WORK TO BE COMPLETED.
Please copy every line below that contains the string "Example".

== DATA ==

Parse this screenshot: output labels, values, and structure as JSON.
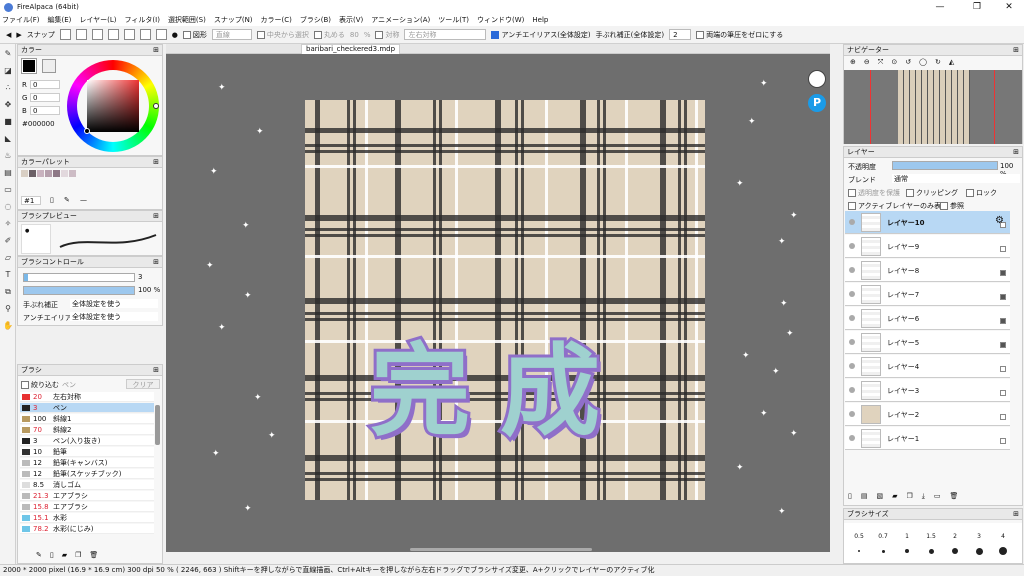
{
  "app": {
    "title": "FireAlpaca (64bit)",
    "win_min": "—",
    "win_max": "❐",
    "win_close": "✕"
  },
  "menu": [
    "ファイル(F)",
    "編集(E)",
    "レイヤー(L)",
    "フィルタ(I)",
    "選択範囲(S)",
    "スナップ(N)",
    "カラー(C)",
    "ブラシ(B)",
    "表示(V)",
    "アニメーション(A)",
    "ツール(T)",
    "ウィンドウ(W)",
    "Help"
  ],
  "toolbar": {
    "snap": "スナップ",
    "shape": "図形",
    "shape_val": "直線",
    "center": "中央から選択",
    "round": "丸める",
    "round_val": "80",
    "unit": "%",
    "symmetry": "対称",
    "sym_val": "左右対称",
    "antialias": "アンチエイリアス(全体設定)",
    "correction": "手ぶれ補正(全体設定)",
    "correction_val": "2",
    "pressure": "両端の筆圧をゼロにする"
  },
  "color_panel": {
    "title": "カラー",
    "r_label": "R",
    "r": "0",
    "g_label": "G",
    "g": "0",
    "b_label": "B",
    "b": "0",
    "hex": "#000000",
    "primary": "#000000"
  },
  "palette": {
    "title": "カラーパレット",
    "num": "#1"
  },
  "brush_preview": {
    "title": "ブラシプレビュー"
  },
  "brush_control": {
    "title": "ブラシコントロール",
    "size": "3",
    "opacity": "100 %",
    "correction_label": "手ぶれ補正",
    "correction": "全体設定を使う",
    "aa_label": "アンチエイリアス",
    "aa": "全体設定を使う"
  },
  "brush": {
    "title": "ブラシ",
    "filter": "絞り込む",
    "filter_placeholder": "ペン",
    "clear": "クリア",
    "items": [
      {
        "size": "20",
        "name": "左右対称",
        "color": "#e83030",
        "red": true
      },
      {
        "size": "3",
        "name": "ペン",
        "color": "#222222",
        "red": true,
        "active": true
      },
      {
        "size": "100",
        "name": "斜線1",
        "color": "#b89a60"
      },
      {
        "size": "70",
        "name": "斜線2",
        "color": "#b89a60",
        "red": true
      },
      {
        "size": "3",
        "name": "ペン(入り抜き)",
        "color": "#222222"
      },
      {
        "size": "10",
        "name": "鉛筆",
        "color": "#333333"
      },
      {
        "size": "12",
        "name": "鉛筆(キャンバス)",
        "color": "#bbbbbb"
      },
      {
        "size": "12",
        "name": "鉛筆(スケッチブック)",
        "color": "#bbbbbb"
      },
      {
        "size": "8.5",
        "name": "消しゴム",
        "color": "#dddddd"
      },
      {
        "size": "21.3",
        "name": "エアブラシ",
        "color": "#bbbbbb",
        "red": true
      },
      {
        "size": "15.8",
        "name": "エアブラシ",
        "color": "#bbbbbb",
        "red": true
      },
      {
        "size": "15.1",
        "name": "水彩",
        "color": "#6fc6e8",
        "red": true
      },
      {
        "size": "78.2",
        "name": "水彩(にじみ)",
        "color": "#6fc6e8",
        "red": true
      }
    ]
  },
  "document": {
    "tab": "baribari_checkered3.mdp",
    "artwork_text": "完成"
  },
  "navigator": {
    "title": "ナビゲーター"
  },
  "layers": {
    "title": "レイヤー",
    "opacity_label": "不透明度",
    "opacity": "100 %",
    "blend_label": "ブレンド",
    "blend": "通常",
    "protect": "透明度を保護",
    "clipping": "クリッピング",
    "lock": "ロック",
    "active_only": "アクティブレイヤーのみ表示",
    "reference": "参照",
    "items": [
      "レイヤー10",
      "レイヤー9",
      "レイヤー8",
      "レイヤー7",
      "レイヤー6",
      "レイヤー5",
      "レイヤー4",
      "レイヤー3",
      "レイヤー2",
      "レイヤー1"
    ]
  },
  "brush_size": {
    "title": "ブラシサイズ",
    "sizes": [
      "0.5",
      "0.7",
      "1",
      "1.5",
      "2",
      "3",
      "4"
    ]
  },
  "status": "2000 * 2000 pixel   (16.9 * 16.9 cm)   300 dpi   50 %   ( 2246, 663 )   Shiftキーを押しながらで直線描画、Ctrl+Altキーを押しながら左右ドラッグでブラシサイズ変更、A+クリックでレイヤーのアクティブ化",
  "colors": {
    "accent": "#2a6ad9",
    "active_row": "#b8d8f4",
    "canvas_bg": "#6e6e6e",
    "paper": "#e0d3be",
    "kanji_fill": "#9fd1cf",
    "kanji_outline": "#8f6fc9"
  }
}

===
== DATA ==

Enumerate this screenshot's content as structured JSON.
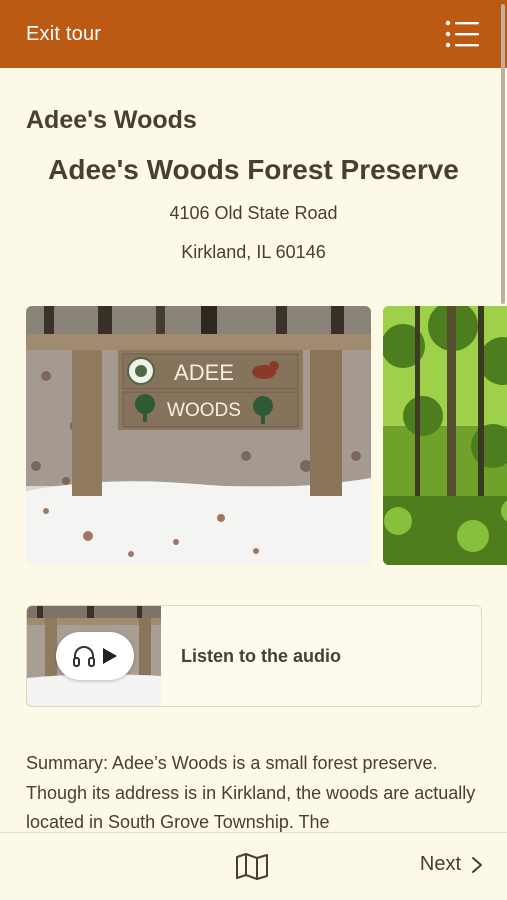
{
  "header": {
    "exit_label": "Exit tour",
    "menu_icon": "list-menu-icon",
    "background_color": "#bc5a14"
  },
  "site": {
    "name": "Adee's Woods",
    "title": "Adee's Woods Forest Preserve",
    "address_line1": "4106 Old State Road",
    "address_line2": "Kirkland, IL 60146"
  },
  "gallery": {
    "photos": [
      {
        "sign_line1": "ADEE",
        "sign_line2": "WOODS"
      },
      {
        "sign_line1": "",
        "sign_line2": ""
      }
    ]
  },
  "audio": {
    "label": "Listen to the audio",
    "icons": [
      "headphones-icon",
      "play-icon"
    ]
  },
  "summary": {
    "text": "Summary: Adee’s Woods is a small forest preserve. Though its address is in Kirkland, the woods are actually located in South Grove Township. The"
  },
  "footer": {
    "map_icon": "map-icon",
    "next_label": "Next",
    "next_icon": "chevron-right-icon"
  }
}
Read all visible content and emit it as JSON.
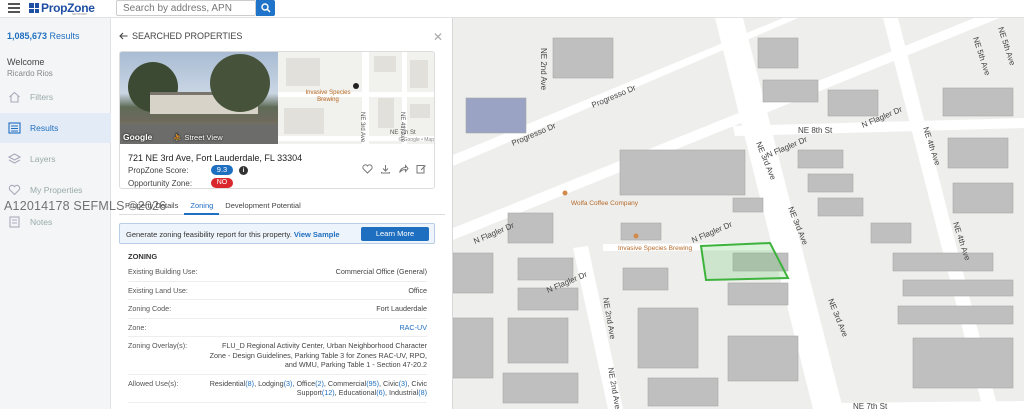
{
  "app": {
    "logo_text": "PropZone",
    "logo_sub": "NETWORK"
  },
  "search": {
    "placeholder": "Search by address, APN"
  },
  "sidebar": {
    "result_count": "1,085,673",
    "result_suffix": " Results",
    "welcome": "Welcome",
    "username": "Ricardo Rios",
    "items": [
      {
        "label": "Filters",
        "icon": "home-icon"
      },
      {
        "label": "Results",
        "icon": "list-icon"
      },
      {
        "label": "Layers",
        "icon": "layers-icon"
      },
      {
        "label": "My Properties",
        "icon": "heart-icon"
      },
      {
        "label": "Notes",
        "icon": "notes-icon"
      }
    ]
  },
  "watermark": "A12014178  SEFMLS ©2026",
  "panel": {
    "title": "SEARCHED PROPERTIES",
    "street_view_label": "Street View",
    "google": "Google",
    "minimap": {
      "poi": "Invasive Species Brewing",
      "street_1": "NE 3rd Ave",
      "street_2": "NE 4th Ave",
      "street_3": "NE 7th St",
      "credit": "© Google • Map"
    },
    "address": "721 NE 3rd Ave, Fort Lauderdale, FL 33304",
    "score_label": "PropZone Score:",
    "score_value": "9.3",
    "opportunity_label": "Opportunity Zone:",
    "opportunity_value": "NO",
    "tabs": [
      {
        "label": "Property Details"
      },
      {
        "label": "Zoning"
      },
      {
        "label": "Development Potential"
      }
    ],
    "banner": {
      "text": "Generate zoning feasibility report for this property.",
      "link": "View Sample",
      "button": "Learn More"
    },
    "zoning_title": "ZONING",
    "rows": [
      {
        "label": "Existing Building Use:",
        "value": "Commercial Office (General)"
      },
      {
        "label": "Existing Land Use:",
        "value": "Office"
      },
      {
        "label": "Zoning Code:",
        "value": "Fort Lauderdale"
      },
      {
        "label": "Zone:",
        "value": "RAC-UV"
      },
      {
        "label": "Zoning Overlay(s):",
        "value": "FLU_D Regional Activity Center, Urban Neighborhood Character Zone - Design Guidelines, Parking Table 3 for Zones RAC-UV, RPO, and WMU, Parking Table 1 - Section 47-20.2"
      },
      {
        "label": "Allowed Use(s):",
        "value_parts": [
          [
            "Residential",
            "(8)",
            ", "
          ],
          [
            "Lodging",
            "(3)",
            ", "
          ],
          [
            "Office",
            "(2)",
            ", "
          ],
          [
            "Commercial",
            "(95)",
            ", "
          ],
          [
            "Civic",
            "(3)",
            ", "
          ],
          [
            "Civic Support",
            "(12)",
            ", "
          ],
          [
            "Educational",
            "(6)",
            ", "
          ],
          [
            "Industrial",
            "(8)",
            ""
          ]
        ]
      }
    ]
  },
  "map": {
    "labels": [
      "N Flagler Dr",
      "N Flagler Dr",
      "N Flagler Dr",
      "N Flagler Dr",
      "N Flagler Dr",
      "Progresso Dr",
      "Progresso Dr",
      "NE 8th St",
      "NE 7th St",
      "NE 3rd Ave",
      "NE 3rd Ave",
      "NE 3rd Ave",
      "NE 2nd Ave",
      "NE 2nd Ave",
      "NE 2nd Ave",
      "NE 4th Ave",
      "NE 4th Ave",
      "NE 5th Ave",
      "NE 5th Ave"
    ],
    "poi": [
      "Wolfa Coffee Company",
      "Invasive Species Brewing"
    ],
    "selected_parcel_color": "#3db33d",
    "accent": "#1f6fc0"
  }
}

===
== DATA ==

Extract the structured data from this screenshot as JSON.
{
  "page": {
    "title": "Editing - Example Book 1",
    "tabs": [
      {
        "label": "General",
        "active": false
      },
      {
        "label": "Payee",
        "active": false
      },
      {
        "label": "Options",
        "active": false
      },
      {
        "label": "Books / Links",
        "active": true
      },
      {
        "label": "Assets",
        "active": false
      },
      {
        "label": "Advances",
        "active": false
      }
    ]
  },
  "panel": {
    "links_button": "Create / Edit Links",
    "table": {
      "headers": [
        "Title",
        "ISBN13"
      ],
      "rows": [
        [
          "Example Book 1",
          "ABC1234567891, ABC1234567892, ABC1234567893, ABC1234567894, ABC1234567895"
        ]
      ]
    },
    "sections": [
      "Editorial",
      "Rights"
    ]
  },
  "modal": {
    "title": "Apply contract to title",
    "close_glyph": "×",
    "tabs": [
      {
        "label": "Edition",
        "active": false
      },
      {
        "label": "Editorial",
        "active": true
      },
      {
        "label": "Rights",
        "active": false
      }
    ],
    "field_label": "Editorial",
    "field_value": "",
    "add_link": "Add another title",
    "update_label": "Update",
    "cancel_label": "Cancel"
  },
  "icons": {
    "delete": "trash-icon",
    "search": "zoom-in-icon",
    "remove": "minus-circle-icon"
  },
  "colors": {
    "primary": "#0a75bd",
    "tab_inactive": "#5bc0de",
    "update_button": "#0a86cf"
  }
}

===

OUTPUT.
    "title": "Editing - Example Book 1",
          "Example Book 1",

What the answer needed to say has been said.